The euro-zone of 2014 will be just like the euro-zone has been in previous years: two steps forward and one step back.
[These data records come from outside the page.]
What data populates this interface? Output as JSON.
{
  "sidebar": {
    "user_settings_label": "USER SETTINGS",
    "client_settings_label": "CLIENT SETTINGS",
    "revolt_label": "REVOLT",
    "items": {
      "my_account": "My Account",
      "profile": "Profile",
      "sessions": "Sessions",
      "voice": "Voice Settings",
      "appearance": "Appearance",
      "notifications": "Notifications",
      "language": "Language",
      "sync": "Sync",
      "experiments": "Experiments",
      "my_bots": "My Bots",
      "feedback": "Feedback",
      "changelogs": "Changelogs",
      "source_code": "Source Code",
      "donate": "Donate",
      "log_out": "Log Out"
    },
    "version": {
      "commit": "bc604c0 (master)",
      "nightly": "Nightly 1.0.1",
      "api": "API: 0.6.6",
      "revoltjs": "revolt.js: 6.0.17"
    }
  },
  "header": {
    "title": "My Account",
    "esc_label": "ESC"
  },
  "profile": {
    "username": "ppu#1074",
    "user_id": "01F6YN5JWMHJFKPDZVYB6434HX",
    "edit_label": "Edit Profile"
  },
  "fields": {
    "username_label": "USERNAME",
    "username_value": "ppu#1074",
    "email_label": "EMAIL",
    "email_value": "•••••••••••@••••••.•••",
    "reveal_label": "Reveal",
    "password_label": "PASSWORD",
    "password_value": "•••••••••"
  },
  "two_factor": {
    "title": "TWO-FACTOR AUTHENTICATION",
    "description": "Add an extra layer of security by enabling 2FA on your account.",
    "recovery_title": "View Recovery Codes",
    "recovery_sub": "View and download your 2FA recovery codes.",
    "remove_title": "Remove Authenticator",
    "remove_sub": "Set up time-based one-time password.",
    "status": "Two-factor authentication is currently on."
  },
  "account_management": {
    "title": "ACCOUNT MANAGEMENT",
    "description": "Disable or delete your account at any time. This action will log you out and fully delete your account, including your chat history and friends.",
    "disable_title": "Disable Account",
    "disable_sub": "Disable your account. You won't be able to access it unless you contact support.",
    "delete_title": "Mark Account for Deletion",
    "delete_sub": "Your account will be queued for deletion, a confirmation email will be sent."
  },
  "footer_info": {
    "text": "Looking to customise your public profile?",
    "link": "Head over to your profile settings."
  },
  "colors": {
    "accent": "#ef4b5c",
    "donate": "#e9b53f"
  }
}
The European Banking Union was a sensible step, but it has not become what it should have been yet.
While the need for further political, economic and financial integration within the EU stands tall, in my opinion, there is still the growing aversion against the EU among the European population.
Many Europeans want to stop any further integration of the EU and the Euro-zone and the parallel trend of growing xenophobia won’t stop yet in 2014.
Therefore, I called it a blessing in disguise that the integration of the Ukraine with the EU was stopped, although I feel very sorry for the many Ukrainians, who put their money on the EU.
The best what can happen in 2014 is that:
- the EU and the Euro-zone first try to cope in a good way with the Rumanian and Bulgarian workers that are now free to work all over Europe;
- the EU
figures out how the economies of the impoverished and shell-shocked EU countries can be moved into
- This is of imminent importance for the PIIGS (Portugal, Ireland, Italy, Greece and Spain) and the Eastern European countries, but also for the North-Western EU countries and especially France, which need the economic impulse as well.
In other words: instead of thinking about expansion of the EU, the EU should work upon economic and political improvement of the EU in its current form.
That will be a helluva task for the whole EU in 2014, especially as the member-states still behave like 28 frogs in a wheelbarrow and refuse too often to look at the common benefit.
And now, I have finally nothing left than wishing you – my dear readers – the best for 2014: may it be a healthy, loving, prosperous and successful year for you and your loved ones.